An asthma action plan is a written, step-by-step plan created by your child’s doctor that addresses both daily management and what to do in case of an emergency.
Asthma action plans can help identify triggers for your child’s asthma. These can include pollen, dust, mold, weather changes, colds/viruses, exercise, animal dander, etc.
The plan will also help you identify symptoms based on a color-coded system:
- Green zone (safety zone). No asthma symptoms. If your child is on a daily controller medication to prevent symptoms, the asthma action plan will list these medicines as well as the doses.
- Yellow zone (caution zone). Signs of an asthma flare, including coughing, wheezing, and/or chest tightness. You may also notice shortness of breath or some difficulty doing usual activities. The asthma action plan will tell you when you should start using the rescue medication, how much, and how often it should be used.
- Red zone (danger zone). Signs of difficulty breathing, including difficulty talking, breathing too quickly, and using chest and abdominal muscles to help bring in air. The asthma action plan guides you to know when to seek help. It will tell you how many times to give the rescue medication before calling the pediatrician or going to the ER.
Be sure to give everyone who cares for your child a copy of the asthma action plan, as well as rescue medication to be used in times of an emergency.
Reviewed by Dr. Sara Connolly, May 2020
- Asthma action plans are created with your doctor.

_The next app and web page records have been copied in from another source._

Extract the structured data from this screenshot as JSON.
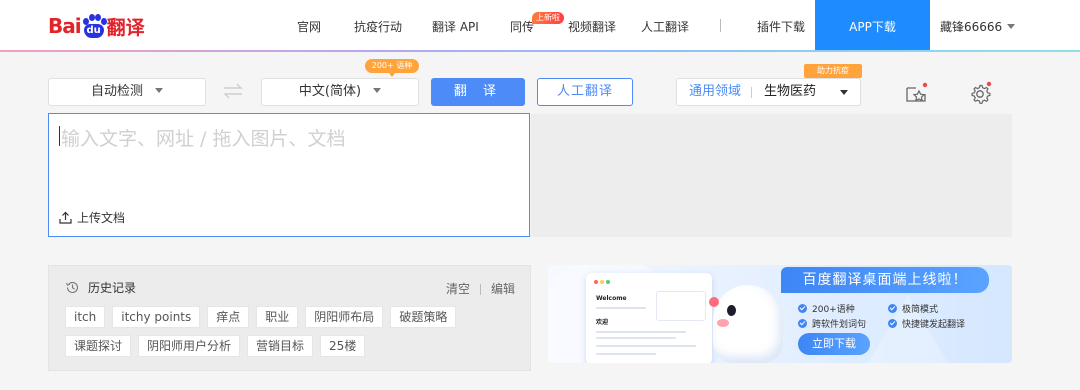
{
  "header": {
    "logo": {
      "text_bai": "Bai",
      "text_du": "du",
      "text_fanyi": "翻译"
    },
    "nav": [
      {
        "label": "官网"
      },
      {
        "label": "抗疫行动"
      },
      {
        "label": "翻译 API"
      },
      {
        "label": "同传"
      },
      {
        "label": "视频翻译"
      },
      {
        "label": "人工翻译"
      },
      {
        "label": "插件下载"
      }
    ],
    "new_badge": "上新啦",
    "app_download": "APP下载",
    "user": "藏锋66666"
  },
  "toolbar": {
    "source_lang": "自动检测",
    "target_lang": "中文(简体)",
    "languages_tip": "200+ 语种",
    "translate_button": "翻 译",
    "human_translate_button": "人工翻译",
    "domain_label": "通用领域",
    "domain_value": "生物医药",
    "assist_tip": "助力抗疫"
  },
  "input": {
    "placeholder": "输入文字、网址 / 拖入图片、文档",
    "upload_label": "上传文档"
  },
  "history": {
    "title": "历史记录",
    "clear": "清空",
    "edit": "编辑",
    "tags": [
      [
        "itch",
        "itchy points",
        "痒点",
        "职业",
        "阴阳师布局",
        "破题策略"
      ],
      [
        "课题探讨",
        "阴阳师用户分析",
        "营销目标",
        "25楼"
      ]
    ]
  },
  "banner": {
    "title": "百度翻译桌面端上线啦！",
    "features": [
      "200+语种",
      "极简模式",
      "跨软件划词句",
      "快捷键发起翻译"
    ],
    "button": "立即下载",
    "mock_welcome": "Welcome",
    "mock_heading": "欢迎"
  },
  "colors": {
    "brand_red": "#e1242a",
    "brand_blue": "#2932e1",
    "accent_blue": "#4d8bf8",
    "app_button": "#1e8bff",
    "tip_orange": "#ffa33a"
  },
  "icons": {
    "swap": "swap-arrows-icon",
    "favorites": "favorites-star-icon",
    "settings": "gear-icon",
    "upload": "upload-icon",
    "history": "clock-history-icon"
  }
}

- They help identify asthma triggers.
- They use a color-coding system to identify symptoms.
- All care-givers should have a copy of the plan.